King was a champion of non-violent protest for social change, and his writings and speeches still resonate for many activists.
 
"Because of the leadership of this man we rose up out of fear and became willing to put our bodies on the line," said John Lewis, a Democratic congressman and a companion of King's in the civil rights struggles of the 1960s.
 
Democratic presidential candidate Hillary Clinton and Republican hopeful John McCain both visited Memphis for the commemorations, including a "recommitment march" and the laying of wreaths at the site of King's assassination.
 
McCain visited the motel where King died, while Clinton said King had "led
me to confront a world bigger and broader than the one I inhabited".
 
"It wasn't a revolution of guns. It was a revolution of hearts and minds of attitudes and action."
 
Clinton's Democratic rival and current frontrunner, Barack Obama, was not present in Memphis as he was campaigning in Indiana, however he gave speech saying King "through his faith, courage, and wisdom ... moved an entire nation.
 
"He preached the gospel of brotherhood; of equality and justice. That's the cause for which he lived - and for which he died 40 years ago," he said.
 
History of struggle
 
The National Civil Rights Museum opened in 1991 at the former motel, which now holds most of the exhibits tracing the history of the struggle for equal rights.
 
The museum also encompasses the hotel from which confessed killer, James Earl Ray admitted firing the fatal shot.

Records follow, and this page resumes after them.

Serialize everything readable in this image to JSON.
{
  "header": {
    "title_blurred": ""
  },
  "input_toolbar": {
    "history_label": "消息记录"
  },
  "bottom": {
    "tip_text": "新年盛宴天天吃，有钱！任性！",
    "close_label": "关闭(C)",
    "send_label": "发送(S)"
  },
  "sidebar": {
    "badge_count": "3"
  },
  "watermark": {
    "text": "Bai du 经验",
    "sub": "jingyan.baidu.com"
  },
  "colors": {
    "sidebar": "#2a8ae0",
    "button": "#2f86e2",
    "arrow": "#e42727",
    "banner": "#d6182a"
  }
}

Ray, who later recanted his confession and protested his innocence, died in prison in 1998.
 
In Indianapolis, Ethel Kennedy, the wife of Robert Kennedy - the former presidential candidate who was also assassinated in 1968 - was scheduled to speak at what is now Martin Luther King Jr Park.
 
Her husband gave a passionate speech there the night of King's assassination that was credited with quelling violence in the city that erupted in response to King's killing.